START Available records
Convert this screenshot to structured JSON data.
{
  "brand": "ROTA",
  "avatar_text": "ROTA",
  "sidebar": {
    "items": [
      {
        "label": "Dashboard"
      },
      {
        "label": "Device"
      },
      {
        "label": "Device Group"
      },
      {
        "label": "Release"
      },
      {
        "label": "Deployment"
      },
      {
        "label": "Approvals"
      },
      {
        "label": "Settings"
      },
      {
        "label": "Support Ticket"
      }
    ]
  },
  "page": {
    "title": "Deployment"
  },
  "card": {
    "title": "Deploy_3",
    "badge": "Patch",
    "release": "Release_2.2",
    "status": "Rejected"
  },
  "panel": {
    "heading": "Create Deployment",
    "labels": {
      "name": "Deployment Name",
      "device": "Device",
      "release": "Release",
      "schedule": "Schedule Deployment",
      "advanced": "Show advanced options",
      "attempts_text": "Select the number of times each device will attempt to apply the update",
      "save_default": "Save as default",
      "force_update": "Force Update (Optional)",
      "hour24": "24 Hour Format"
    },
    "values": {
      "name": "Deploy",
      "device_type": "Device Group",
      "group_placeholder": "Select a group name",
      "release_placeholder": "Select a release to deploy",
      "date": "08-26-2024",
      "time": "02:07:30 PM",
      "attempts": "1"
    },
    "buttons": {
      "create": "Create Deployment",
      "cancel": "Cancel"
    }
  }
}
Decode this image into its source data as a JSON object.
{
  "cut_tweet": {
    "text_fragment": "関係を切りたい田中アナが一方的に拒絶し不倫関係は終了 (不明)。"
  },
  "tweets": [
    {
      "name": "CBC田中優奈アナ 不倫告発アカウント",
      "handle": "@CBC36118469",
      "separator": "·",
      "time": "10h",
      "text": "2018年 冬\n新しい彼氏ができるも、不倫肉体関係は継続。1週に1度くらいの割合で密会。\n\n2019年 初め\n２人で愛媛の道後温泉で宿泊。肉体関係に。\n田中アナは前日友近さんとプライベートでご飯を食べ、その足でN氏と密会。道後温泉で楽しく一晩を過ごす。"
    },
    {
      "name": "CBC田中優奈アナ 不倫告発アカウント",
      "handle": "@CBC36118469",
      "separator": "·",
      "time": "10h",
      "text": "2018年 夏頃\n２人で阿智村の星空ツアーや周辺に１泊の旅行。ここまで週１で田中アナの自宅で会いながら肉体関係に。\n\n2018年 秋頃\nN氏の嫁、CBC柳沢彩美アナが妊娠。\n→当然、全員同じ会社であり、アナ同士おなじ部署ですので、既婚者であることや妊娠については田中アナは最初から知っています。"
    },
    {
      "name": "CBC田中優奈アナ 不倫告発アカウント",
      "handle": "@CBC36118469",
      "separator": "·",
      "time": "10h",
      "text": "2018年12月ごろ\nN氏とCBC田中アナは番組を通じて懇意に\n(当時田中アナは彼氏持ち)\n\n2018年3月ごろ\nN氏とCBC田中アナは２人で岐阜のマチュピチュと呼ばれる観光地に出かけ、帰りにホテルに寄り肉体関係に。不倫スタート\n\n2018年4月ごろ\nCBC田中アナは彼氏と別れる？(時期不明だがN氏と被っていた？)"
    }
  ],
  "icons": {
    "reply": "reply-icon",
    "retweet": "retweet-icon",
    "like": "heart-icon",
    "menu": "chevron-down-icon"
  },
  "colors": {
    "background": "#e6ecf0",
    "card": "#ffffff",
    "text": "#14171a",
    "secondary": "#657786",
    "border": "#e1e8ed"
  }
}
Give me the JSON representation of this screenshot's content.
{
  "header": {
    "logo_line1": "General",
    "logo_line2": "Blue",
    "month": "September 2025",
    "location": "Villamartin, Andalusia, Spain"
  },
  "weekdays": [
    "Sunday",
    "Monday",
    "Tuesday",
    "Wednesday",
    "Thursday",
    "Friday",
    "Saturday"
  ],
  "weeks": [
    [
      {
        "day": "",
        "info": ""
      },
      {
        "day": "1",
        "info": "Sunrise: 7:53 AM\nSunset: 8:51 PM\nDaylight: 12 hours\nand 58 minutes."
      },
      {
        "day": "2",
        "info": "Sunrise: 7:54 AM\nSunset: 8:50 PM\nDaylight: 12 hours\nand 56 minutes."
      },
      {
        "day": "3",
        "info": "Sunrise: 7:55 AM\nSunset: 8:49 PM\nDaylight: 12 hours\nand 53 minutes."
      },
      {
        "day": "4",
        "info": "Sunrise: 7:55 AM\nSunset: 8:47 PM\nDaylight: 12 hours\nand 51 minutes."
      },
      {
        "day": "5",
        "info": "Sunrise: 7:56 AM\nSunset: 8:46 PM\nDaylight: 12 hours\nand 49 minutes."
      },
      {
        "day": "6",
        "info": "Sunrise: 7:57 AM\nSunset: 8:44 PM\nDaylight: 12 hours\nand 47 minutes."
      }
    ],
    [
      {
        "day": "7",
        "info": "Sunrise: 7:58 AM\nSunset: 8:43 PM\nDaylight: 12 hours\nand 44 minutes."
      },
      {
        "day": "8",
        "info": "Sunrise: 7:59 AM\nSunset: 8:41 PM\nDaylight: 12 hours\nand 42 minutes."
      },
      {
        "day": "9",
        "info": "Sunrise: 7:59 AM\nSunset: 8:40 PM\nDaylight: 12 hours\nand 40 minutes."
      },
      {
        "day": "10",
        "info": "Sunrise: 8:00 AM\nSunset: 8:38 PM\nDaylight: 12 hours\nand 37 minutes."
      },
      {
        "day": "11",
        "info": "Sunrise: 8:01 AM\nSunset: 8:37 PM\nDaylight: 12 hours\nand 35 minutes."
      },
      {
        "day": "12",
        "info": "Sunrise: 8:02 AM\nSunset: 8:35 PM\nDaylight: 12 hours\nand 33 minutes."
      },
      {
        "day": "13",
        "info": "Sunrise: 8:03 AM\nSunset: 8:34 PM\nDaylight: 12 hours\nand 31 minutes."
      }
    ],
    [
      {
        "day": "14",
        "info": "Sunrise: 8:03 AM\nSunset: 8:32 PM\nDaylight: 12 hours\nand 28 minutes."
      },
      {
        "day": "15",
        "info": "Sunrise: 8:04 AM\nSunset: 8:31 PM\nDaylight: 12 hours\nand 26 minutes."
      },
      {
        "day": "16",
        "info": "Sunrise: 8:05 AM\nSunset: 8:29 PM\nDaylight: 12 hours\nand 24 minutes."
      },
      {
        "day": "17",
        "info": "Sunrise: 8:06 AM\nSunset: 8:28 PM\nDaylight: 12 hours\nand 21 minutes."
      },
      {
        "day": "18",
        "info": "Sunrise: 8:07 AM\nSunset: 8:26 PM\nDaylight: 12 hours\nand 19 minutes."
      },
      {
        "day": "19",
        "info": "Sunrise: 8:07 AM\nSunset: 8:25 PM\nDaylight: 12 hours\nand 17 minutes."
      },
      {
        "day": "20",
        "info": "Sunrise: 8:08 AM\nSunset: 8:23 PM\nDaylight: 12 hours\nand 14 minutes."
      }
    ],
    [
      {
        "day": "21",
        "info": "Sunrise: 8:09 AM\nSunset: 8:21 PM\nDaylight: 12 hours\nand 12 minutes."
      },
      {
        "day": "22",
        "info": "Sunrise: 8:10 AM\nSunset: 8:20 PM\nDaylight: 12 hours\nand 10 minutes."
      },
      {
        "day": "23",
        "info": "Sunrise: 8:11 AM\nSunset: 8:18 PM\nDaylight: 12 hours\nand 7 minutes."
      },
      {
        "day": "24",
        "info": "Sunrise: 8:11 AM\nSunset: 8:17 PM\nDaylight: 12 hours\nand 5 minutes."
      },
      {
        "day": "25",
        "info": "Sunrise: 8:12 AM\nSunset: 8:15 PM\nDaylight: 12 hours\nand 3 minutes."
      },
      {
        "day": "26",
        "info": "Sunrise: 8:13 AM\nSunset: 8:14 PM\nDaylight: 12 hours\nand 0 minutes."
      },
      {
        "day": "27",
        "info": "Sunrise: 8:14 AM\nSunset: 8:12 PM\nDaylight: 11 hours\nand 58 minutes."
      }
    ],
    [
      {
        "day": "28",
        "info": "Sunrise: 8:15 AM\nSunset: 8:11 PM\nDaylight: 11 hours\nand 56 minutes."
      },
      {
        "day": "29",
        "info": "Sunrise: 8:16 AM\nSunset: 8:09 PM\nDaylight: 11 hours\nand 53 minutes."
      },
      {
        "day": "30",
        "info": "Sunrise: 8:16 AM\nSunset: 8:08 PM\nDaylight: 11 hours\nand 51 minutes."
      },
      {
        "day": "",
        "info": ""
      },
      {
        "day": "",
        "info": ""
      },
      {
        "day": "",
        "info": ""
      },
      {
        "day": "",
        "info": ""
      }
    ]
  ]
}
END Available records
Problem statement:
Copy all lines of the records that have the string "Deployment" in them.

Exercise result:
        "label": "Deployment"
    "title": "Deployment"
    "heading": "Create Deployment",
      "name": "Deployment Name",
      "schedule": "Schedule Deployment",
      "create": "Create Deployment",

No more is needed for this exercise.